The first time I ever had them, I had no idea what to do with them. Michael and I were on our second trip to France and we’d been invited to a friend’s home for lunch. When we arrived, we discovered that it was her brother’s 21st birthday and 30 — count’em — family members were gathered around the table to celebrate the occasion with lunch. We got there just as huge bowls of bigourneaux were being passed around … along with nails! The nails were used to pull (sometimes yank) the snail-ish creatures out of their shells. The process was messy and fun (once I got the hang of it). It’s the kind of food that just about forces strangers to become friends – it’s hard not to be friendly when you’re playing with your food. Of course there isn’t a time when I have bigourneaux that I don’t think of that lunch.
Bigourneaux are part of most plateaux fruits de mer, or French seafood platters, and they turned up regularly in Brittany.
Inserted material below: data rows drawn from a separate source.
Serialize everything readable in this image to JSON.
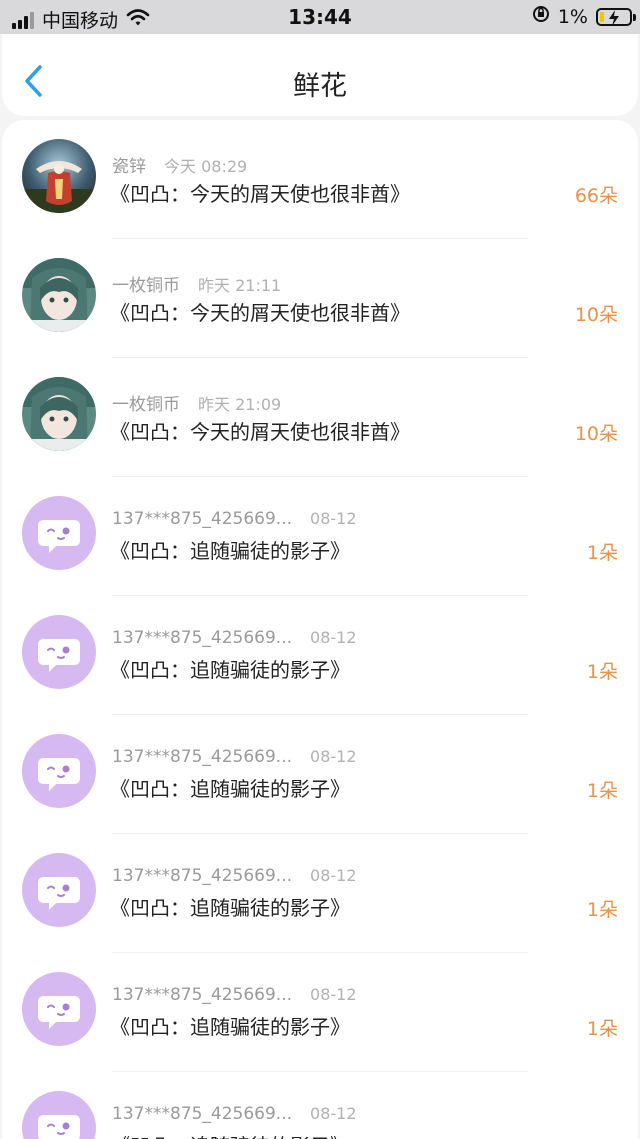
{
  "status_bar": {
    "carrier": "中国移动",
    "time": "13:44",
    "battery": "1%"
  },
  "nav": {
    "title": "鲜花",
    "back_icon": "chevron-left-icon"
  },
  "colors": {
    "accent": "#2fa0e8",
    "count": "#e8924a",
    "avatar_default": "#d7b9f1"
  },
  "items": [
    {
      "user": "瓷锌",
      "time": "今天 08:29",
      "title": "《凹凸：今天的屑天使也很非酋》",
      "count": "66朵",
      "avatar": "photo-avatar-1"
    },
    {
      "user": "一枚铜币",
      "time": "昨天 21:11",
      "title": "《凹凸：今天的屑天使也很非酋》",
      "count": "10朵",
      "avatar": "photo-avatar-2"
    },
    {
      "user": "一枚铜币",
      "time": "昨天 21:09",
      "title": "《凹凸：今天的屑天使也很非酋》",
      "count": "10朵",
      "avatar": "photo-avatar-2"
    },
    {
      "user": "137***875_425669...",
      "time": "08-12",
      "title": "《凹凸：追随骗徒的影子》",
      "count": "1朵",
      "avatar": "default-avatar"
    },
    {
      "user": "137***875_425669...",
      "time": "08-12",
      "title": "《凹凸：追随骗徒的影子》",
      "count": "1朵",
      "avatar": "default-avatar"
    },
    {
      "user": "137***875_425669...",
      "time": "08-12",
      "title": "《凹凸：追随骗徒的影子》",
      "count": "1朵",
      "avatar": "default-avatar"
    },
    {
      "user": "137***875_425669...",
      "time": "08-12",
      "title": "《凹凸：追随骗徒的影子》",
      "count": "1朵",
      "avatar": "default-avatar"
    },
    {
      "user": "137***875_425669...",
      "time": "08-12",
      "title": "《凹凸：追随骗徒的影子》",
      "count": "1朵",
      "avatar": "default-avatar"
    },
    {
      "user": "137***875_425669...",
      "time": "08-12",
      "title": "《凹凸：追随骗徒的影子》",
      "count": "",
      "avatar": "default-avatar"
    }
  ]
}
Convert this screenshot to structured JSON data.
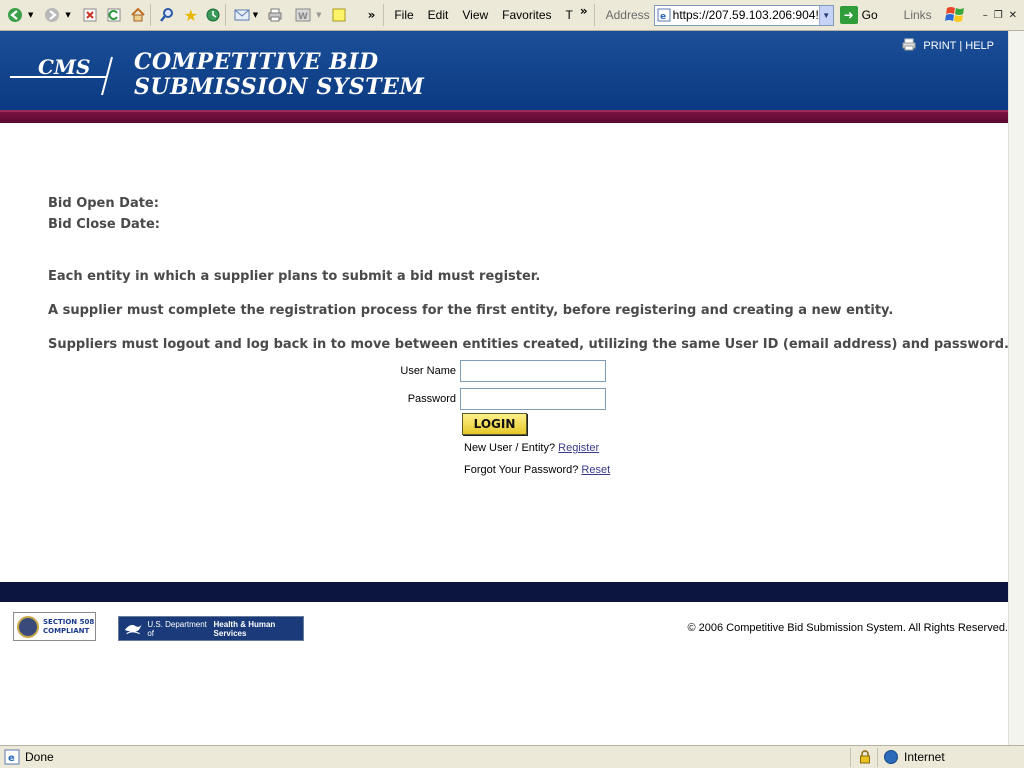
{
  "browser": {
    "menu": [
      "File",
      "Edit",
      "View",
      "Favorites",
      "T"
    ],
    "overflow": "»",
    "address_label": "Address",
    "address_url": "https://207.59.103.206:904!",
    "go_label": "Go",
    "links_label": "Links",
    "status_text": "Done",
    "zone_text": "Internet"
  },
  "header": {
    "logo_text": "CMS",
    "title_line1": "COMPETITIVE BID",
    "title_line2": "SUBMISSION SYSTEM",
    "print_label": "PRINT",
    "separator": "|",
    "help_label": "HELP"
  },
  "content": {
    "bid_open_label": "Bid Open Date:",
    "bid_close_label": "Bid Close Date:",
    "notice1": "Each entity in which a supplier plans to submit a bid must register.",
    "notice2": "A supplier must complete the registration process for the first entity, before registering and creating a new entity.",
    "notice3": "Suppliers must logout and log back in to move between entities created, utilizing the same User ID (email address) and password."
  },
  "login": {
    "username_label": "User Name",
    "username_value": "",
    "password_label": "Password",
    "password_value": "",
    "login_button": "LOGIN",
    "new_user_text": "New User / Entity?",
    "register_link": "Register",
    "forgot_text": "Forgot Your Password?",
    "reset_link": "Reset"
  },
  "footer": {
    "badge_508_line1": "SECTION 508",
    "badge_508_line2": "COMPLIANT",
    "hhs_text_prefix": "U.S. Department of",
    "hhs_text_bold": "Health & Human Services",
    "copyright": "© 2006 Competitive Bid Submission System. All Rights Reserved."
  },
  "colors": {
    "header_blue": "#0a3a82",
    "accent_maroon": "#6a0c38",
    "footer_navy": "#0c1440",
    "login_yellow": "#f2dc55"
  }
}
They appeared again in this most fabulous plateaux (again from Bistrot de l’Ecailler). Starting at the lower left with the bigourneaux there are:
Brittany oysters, the creux kind, with deep spoon-like shells; and then flat, round Belon oysters – when I had Belons on the Port de Belon, I pinched myself to prove it was real; next there are crevettes roses, big pink shrimp (can you see their heads popping up between the crab’s claws?); and bulots, or whelks, which are hidden behind the shrimp; and two kinds of clams: palourdes and the smalleramandes; tiny gray shrimp, crevettes grises, in the seashell; and, completing the circle, langoustines, which had just come into season two weeks earlier (when I wasn’t eating oysters on this trip, I was eating fresh-from-the-sea langoustines and smiling foolishly, I’m sure). In the center of the plateau was a gorgeous araignée de mer, a spider crab.
Looking at this platter, you might think that I shared this with Michael … but you’d be wrong. This was a platter for one and only one person ate it: moi. Michael had Sole Meunier, a perfect sole meunier.
I know, I know, it looks so spare compared to my generous plateau, but perfection comes in all sizes.